Data extracts
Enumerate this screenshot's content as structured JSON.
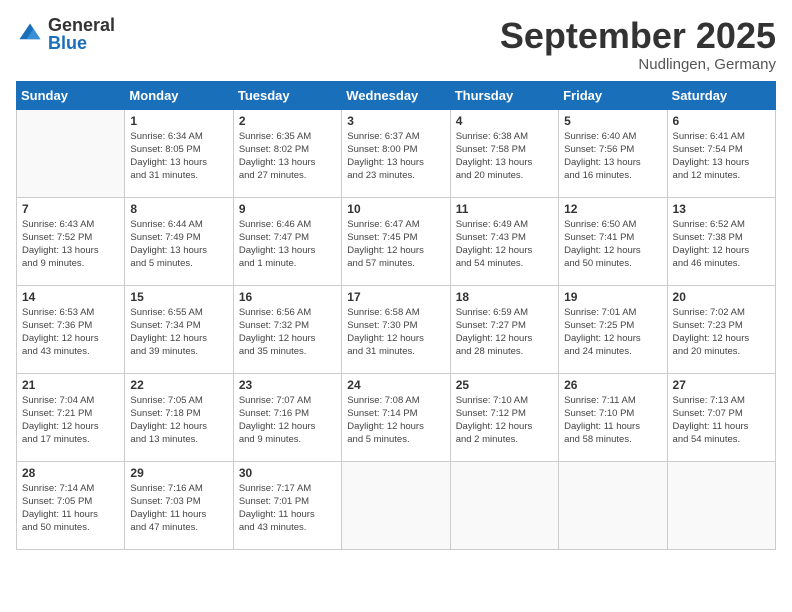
{
  "header": {
    "logo_general": "General",
    "logo_blue": "Blue",
    "month_title": "September 2025",
    "location": "Nudlingen, Germany"
  },
  "weekdays": [
    "Sunday",
    "Monday",
    "Tuesday",
    "Wednesday",
    "Thursday",
    "Friday",
    "Saturday"
  ],
  "weeks": [
    [
      {
        "day": "",
        "info": ""
      },
      {
        "day": "1",
        "info": "Sunrise: 6:34 AM\nSunset: 8:05 PM\nDaylight: 13 hours\nand 31 minutes."
      },
      {
        "day": "2",
        "info": "Sunrise: 6:35 AM\nSunset: 8:02 PM\nDaylight: 13 hours\nand 27 minutes."
      },
      {
        "day": "3",
        "info": "Sunrise: 6:37 AM\nSunset: 8:00 PM\nDaylight: 13 hours\nand 23 minutes."
      },
      {
        "day": "4",
        "info": "Sunrise: 6:38 AM\nSunset: 7:58 PM\nDaylight: 13 hours\nand 20 minutes."
      },
      {
        "day": "5",
        "info": "Sunrise: 6:40 AM\nSunset: 7:56 PM\nDaylight: 13 hours\nand 16 minutes."
      },
      {
        "day": "6",
        "info": "Sunrise: 6:41 AM\nSunset: 7:54 PM\nDaylight: 13 hours\nand 12 minutes."
      }
    ],
    [
      {
        "day": "7",
        "info": "Sunrise: 6:43 AM\nSunset: 7:52 PM\nDaylight: 13 hours\nand 9 minutes."
      },
      {
        "day": "8",
        "info": "Sunrise: 6:44 AM\nSunset: 7:49 PM\nDaylight: 13 hours\nand 5 minutes."
      },
      {
        "day": "9",
        "info": "Sunrise: 6:46 AM\nSunset: 7:47 PM\nDaylight: 13 hours\nand 1 minute."
      },
      {
        "day": "10",
        "info": "Sunrise: 6:47 AM\nSunset: 7:45 PM\nDaylight: 12 hours\nand 57 minutes."
      },
      {
        "day": "11",
        "info": "Sunrise: 6:49 AM\nSunset: 7:43 PM\nDaylight: 12 hours\nand 54 minutes."
      },
      {
        "day": "12",
        "info": "Sunrise: 6:50 AM\nSunset: 7:41 PM\nDaylight: 12 hours\nand 50 minutes."
      },
      {
        "day": "13",
        "info": "Sunrise: 6:52 AM\nSunset: 7:38 PM\nDaylight: 12 hours\nand 46 minutes."
      }
    ],
    [
      {
        "day": "14",
        "info": "Sunrise: 6:53 AM\nSunset: 7:36 PM\nDaylight: 12 hours\nand 43 minutes."
      },
      {
        "day": "15",
        "info": "Sunrise: 6:55 AM\nSunset: 7:34 PM\nDaylight: 12 hours\nand 39 minutes."
      },
      {
        "day": "16",
        "info": "Sunrise: 6:56 AM\nSunset: 7:32 PM\nDaylight: 12 hours\nand 35 minutes."
      },
      {
        "day": "17",
        "info": "Sunrise: 6:58 AM\nSunset: 7:30 PM\nDaylight: 12 hours\nand 31 minutes."
      },
      {
        "day": "18",
        "info": "Sunrise: 6:59 AM\nSunset: 7:27 PM\nDaylight: 12 hours\nand 28 minutes."
      },
      {
        "day": "19",
        "info": "Sunrise: 7:01 AM\nSunset: 7:25 PM\nDaylight: 12 hours\nand 24 minutes."
      },
      {
        "day": "20",
        "info": "Sunrise: 7:02 AM\nSunset: 7:23 PM\nDaylight: 12 hours\nand 20 minutes."
      }
    ],
    [
      {
        "day": "21",
        "info": "Sunrise: 7:04 AM\nSunset: 7:21 PM\nDaylight: 12 hours\nand 17 minutes."
      },
      {
        "day": "22",
        "info": "Sunrise: 7:05 AM\nSunset: 7:18 PM\nDaylight: 12 hours\nand 13 minutes."
      },
      {
        "day": "23",
        "info": "Sunrise: 7:07 AM\nSunset: 7:16 PM\nDaylight: 12 hours\nand 9 minutes."
      },
      {
        "day": "24",
        "info": "Sunrise: 7:08 AM\nSunset: 7:14 PM\nDaylight: 12 hours\nand 5 minutes."
      },
      {
        "day": "25",
        "info": "Sunrise: 7:10 AM\nSunset: 7:12 PM\nDaylight: 12 hours\nand 2 minutes."
      },
      {
        "day": "26",
        "info": "Sunrise: 7:11 AM\nSunset: 7:10 PM\nDaylight: 11 hours\nand 58 minutes."
      },
      {
        "day": "27",
        "info": "Sunrise: 7:13 AM\nSunset: 7:07 PM\nDaylight: 11 hours\nand 54 minutes."
      }
    ],
    [
      {
        "day": "28",
        "info": "Sunrise: 7:14 AM\nSunset: 7:05 PM\nDaylight: 11 hours\nand 50 minutes."
      },
      {
        "day": "29",
        "info": "Sunrise: 7:16 AM\nSunset: 7:03 PM\nDaylight: 11 hours\nand 47 minutes."
      },
      {
        "day": "30",
        "info": "Sunrise: 7:17 AM\nSunset: 7:01 PM\nDaylight: 11 hours\nand 43 minutes."
      },
      {
        "day": "",
        "info": ""
      },
      {
        "day": "",
        "info": ""
      },
      {
        "day": "",
        "info": ""
      },
      {
        "day": "",
        "info": ""
      }
    ]
  ]
}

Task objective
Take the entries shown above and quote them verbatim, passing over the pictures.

Exercise result
Enumerate this screenshot's content as structured JSON.
{
  "header": {
    "logo_general": "General",
    "logo_blue": "Blue",
    "month_title": "September 2025",
    "location": "Nudlingen, Germany"
  },
  "weekdays": [
    "Sunday",
    "Monday",
    "Tuesday",
    "Wednesday",
    "Thursday",
    "Friday",
    "Saturday"
  ],
  "weeks": [
    [
      {
        "day": "",
        "info": ""
      },
      {
        "day": "1",
        "info": "Sunrise: 6:34 AM\nSunset: 8:05 PM\nDaylight: 13 hours\nand 31 minutes."
      },
      {
        "day": "2",
        "info": "Sunrise: 6:35 AM\nSunset: 8:02 PM\nDaylight: 13 hours\nand 27 minutes."
      },
      {
        "day": "3",
        "info": "Sunrise: 6:37 AM\nSunset: 8:00 PM\nDaylight: 13 hours\nand 23 minutes."
      },
      {
        "day": "4",
        "info": "Sunrise: 6:38 AM\nSunset: 7:58 PM\nDaylight: 13 hours\nand 20 minutes."
      },
      {
        "day": "5",
        "info": "Sunrise: 6:40 AM\nSunset: 7:56 PM\nDaylight: 13 hours\nand 16 minutes."
      },
      {
        "day": "6",
        "info": "Sunrise: 6:41 AM\nSunset: 7:54 PM\nDaylight: 13 hours\nand 12 minutes."
      }
    ],
    [
      {
        "day": "7",
        "info": "Sunrise: 6:43 AM\nSunset: 7:52 PM\nDaylight: 13 hours\nand 9 minutes."
      },
      {
        "day": "8",
        "info": "Sunrise: 6:44 AM\nSunset: 7:49 PM\nDaylight: 13 hours\nand 5 minutes."
      },
      {
        "day": "9",
        "info": "Sunrise: 6:46 AM\nSunset: 7:47 PM\nDaylight: 13 hours\nand 1 minute."
      },
      {
        "day": "10",
        "info": "Sunrise: 6:47 AM\nSunset: 7:45 PM\nDaylight: 12 hours\nand 57 minutes."
      },
      {
        "day": "11",
        "info": "Sunrise: 6:49 AM\nSunset: 7:43 PM\nDaylight: 12 hours\nand 54 minutes."
      },
      {
        "day": "12",
        "info": "Sunrise: 6:50 AM\nSunset: 7:41 PM\nDaylight: 12 hours\nand 50 minutes."
      },
      {
        "day": "13",
        "info": "Sunrise: 6:52 AM\nSunset: 7:38 PM\nDaylight: 12 hours\nand 46 minutes."
      }
    ],
    [
      {
        "day": "14",
        "info": "Sunrise: 6:53 AM\nSunset: 7:36 PM\nDaylight: 12 hours\nand 43 minutes."
      },
      {
        "day": "15",
        "info": "Sunrise: 6:55 AM\nSunset: 7:34 PM\nDaylight: 12 hours\nand 39 minutes."
      },
      {
        "day": "16",
        "info": "Sunrise: 6:56 AM\nSunset: 7:32 PM\nDaylight: 12 hours\nand 35 minutes."
      },
      {
        "day": "17",
        "info": "Sunrise: 6:58 AM\nSunset: 7:30 PM\nDaylight: 12 hours\nand 31 minutes."
      },
      {
        "day": "18",
        "info": "Sunrise: 6:59 AM\nSunset: 7:27 PM\nDaylight: 12 hours\nand 28 minutes."
      },
      {
        "day": "19",
        "info": "Sunrise: 7:01 AM\nSunset: 7:25 PM\nDaylight: 12 hours\nand 24 minutes."
      },
      {
        "day": "20",
        "info": "Sunrise: 7:02 AM\nSunset: 7:23 PM\nDaylight: 12 hours\nand 20 minutes."
      }
    ],
    [
      {
        "day": "21",
        "info": "Sunrise: 7:04 AM\nSunset: 7:21 PM\nDaylight: 12 hours\nand 17 minutes."
      },
      {
        "day": "22",
        "info": "Sunrise: 7:05 AM\nSunset: 7:18 PM\nDaylight: 12 hours\nand 13 minutes."
      },
      {
        "day": "23",
        "info": "Sunrise: 7:07 AM\nSunset: 7:16 PM\nDaylight: 12 hours\nand 9 minutes."
      },
      {
        "day": "24",
        "info": "Sunrise: 7:08 AM\nSunset: 7:14 PM\nDaylight: 12 hours\nand 5 minutes."
      },
      {
        "day": "25",
        "info": "Sunrise: 7:10 AM\nSunset: 7:12 PM\nDaylight: 12 hours\nand 2 minutes."
      },
      {
        "day": "26",
        "info": "Sunrise: 7:11 AM\nSunset: 7:10 PM\nDaylight: 11 hours\nand 58 minutes."
      },
      {
        "day": "27",
        "info": "Sunrise: 7:13 AM\nSunset: 7:07 PM\nDaylight: 11 hours\nand 54 minutes."
      }
    ],
    [
      {
        "day": "28",
        "info": "Sunrise: 7:14 AM\nSunset: 7:05 PM\nDaylight: 11 hours\nand 50 minutes."
      },
      {
        "day": "29",
        "info": "Sunrise: 7:16 AM\nSunset: 7:03 PM\nDaylight: 11 hours\nand 47 minutes."
      },
      {
        "day": "30",
        "info": "Sunrise: 7:17 AM\nSunset: 7:01 PM\nDaylight: 11 hours\nand 43 minutes."
      },
      {
        "day": "",
        "info": ""
      },
      {
        "day": "",
        "info": ""
      },
      {
        "day": "",
        "info": ""
      },
      {
        "day": "",
        "info": ""
      }
    ]
  ]
}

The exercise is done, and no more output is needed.